The CERN Computing Rules – as set out in Operational Circular No. 5 (OC5) – are based on common sense and apply to everyone using CERN’s computing facilities: staff, users, students, sub-contractors, visitors...  In terms of content, it is easy. Anything you would not normally do outside the privacy of your own home, or anything that obviously violates the law or is offensive, inappropriate or immoral, should not be done at CERN. The browsing of pornographic material is one such example. Whether in your office or on a dedicated public screen, it is simply not appropriate in a workplace context such as CERN and has led to the termination of contracts or persons no longer being welcome on the site. (See also our Bulletin article “Offensive Public Browsing”).

Equally inappropriate is the dissemination of material which sheds a negative light on the Organization (or, as the Staff Rules say, creates moral or material prejudice for CERN). An example is the uploading to social media of inappropriate content to do with CERN or filmed on site, which can create a negative reaction in the media and thus impact CERN’s reputation adversely. On one occasion, for example, such activity required the mobilisation of significant resources by the Organization to address the media consequences, as well as for the internal follow-up procedures that were necessary. In that case, disciplinary action was taken in collaboration with the home institutions of the individuals concerned.

Copyright violation and licence infringements are also taken seriously: one university student found herself in a very tricky situation after she downloaded software from a dubious web portal, ran the software without a valid licence key, filed a support request using her university professor’s CERN account, and was caught by the company in question. The bill for licence infringement, which was initially sent to CERN, was passed on to her university.

As far as the use of CERN’s computing resources is concerned, common sense prevails once more. The CERN computing facilities are intended for professional use exclusively. While some personal activity is tolerated (like privately browsing the web, hosting personal webpages, or use for the benefit of CERN’s clubs), extensive misuse is not. An obvious CERN exit strategy? Bitcoin mining!
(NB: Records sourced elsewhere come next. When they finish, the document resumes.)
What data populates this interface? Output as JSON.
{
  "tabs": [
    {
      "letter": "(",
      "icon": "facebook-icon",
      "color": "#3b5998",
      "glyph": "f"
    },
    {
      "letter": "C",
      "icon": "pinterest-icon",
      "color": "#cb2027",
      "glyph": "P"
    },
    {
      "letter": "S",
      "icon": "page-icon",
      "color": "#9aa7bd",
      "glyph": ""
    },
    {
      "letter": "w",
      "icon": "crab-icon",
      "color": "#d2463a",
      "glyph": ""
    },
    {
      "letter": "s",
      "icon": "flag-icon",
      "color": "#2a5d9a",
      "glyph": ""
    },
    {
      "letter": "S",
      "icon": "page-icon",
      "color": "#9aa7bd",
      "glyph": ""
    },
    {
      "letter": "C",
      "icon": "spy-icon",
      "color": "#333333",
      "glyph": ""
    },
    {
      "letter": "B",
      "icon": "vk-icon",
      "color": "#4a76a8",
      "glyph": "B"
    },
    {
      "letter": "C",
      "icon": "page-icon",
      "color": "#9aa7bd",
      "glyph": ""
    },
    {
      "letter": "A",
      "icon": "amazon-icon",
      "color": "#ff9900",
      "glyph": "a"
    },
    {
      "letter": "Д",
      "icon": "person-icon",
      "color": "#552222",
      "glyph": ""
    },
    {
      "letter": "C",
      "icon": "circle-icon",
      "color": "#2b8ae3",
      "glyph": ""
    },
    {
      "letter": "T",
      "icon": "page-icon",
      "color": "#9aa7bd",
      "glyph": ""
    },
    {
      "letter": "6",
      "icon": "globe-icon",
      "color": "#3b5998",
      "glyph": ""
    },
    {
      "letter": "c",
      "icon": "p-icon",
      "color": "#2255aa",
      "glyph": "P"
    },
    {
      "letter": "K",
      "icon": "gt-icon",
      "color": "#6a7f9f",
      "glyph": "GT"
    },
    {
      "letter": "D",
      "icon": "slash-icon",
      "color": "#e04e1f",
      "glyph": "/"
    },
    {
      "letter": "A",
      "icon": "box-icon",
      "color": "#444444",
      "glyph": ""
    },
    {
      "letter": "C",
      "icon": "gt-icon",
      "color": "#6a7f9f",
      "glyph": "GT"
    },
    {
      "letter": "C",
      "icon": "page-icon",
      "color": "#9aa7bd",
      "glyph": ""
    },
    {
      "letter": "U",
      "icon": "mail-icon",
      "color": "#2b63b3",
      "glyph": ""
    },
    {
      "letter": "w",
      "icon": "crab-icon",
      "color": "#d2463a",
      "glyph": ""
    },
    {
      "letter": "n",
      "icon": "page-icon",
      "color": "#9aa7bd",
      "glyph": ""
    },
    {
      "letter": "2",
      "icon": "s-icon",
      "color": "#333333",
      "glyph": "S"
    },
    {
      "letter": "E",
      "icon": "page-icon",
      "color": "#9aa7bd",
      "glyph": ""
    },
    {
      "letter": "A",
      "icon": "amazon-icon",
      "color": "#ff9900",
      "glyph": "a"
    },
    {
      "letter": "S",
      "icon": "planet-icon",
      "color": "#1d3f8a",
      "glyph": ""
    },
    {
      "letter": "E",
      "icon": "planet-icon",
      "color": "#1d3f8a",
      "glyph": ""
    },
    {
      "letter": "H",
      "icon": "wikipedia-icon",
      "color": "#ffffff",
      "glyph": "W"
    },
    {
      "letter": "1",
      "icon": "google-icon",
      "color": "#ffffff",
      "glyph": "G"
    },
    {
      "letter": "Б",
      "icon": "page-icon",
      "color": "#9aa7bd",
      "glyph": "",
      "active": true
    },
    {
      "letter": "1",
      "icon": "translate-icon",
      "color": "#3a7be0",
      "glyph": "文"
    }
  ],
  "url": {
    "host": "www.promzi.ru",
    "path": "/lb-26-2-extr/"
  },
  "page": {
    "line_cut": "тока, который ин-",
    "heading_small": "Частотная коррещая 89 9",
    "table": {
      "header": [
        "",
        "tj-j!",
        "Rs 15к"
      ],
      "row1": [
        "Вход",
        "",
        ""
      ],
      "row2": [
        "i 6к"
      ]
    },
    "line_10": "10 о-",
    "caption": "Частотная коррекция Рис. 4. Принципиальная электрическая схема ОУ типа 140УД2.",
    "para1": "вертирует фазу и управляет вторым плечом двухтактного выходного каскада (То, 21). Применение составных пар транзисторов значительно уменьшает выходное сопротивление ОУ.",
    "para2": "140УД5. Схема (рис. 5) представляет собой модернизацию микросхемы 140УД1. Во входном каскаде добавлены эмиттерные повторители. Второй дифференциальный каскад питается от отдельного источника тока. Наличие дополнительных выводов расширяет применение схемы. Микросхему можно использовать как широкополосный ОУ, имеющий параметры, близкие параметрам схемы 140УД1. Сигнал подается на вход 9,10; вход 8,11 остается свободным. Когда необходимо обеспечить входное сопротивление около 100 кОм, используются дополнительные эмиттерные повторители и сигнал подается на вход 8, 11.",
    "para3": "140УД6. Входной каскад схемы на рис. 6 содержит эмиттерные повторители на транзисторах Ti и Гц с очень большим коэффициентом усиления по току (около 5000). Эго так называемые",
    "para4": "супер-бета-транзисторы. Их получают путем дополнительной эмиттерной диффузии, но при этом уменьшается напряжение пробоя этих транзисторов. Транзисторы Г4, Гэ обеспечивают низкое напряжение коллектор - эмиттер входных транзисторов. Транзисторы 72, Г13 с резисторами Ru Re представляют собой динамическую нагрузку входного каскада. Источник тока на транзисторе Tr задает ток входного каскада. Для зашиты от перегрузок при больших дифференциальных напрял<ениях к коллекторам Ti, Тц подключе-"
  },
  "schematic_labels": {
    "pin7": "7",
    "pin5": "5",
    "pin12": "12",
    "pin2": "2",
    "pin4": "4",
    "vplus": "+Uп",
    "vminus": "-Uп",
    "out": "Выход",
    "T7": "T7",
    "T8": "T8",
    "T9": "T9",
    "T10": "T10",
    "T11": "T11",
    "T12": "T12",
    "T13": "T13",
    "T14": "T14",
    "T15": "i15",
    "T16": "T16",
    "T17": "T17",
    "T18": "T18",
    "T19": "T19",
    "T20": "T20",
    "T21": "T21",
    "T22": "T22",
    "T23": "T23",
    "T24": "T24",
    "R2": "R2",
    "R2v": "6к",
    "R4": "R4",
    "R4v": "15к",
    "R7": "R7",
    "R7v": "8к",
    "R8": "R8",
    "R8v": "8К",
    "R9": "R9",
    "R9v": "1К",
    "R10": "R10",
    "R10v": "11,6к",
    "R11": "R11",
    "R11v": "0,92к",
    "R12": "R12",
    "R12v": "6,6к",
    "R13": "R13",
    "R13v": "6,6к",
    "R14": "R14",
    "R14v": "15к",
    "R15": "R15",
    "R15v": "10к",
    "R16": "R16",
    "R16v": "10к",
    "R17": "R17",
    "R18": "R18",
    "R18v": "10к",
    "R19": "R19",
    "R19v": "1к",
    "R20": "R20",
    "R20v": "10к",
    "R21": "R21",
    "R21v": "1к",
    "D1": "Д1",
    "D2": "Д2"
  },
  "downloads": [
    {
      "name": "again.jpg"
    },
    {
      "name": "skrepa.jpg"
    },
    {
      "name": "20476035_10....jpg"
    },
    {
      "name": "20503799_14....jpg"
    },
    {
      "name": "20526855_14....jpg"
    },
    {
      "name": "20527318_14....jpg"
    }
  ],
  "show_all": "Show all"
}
While it might be tempting for a user to run Bitcoin mining on the Worldwide LHC Computing Grid, there are strict rules and extensive security monitoring in place. All violations are systematically escalated and followed up…! At least one person once tried to benefit from these resources to generate Bitcoins – to print virtual money for free, while the community paid the costs. The consequence for that person: a formal investigation.

Perhaps most serious of all, and something nobody can pretend to have thought was permissible, is sabotage. Hacking into the computer of a colleague, manipulating his analysis and deleting data is definitely outside common sense and is morally unacceptable. Planting back doors into CERN computing services for usage following your departure from CERN is too. In these cases, the perpetrators were dismissed by CERN or their new employer, respectively… 

These examples are not intended to scare you. We just want to remind you that your work at CERN is subject to a set of rules: primarily, the Staff Rules and Regulations and the Organization’s Administrative and Operational Circulars, as well as the CERN Code of Conduct. They are there to protect you and ensure a respectful workplace. In particular, your use of CERN’s computing facilities is governed by OC5, which is intended to protect the Organization, and therefore you, your data and your work, from any reputational or operational difficulties. So, please familiarise yourself with these rules if you have not already done so, and respect them!

Do you want to learn more about computer security incidents and issues at CERN? Follow our Monthly Report. For further information, questions or help, visit our website or contact us at Computer.Security@cern.ch.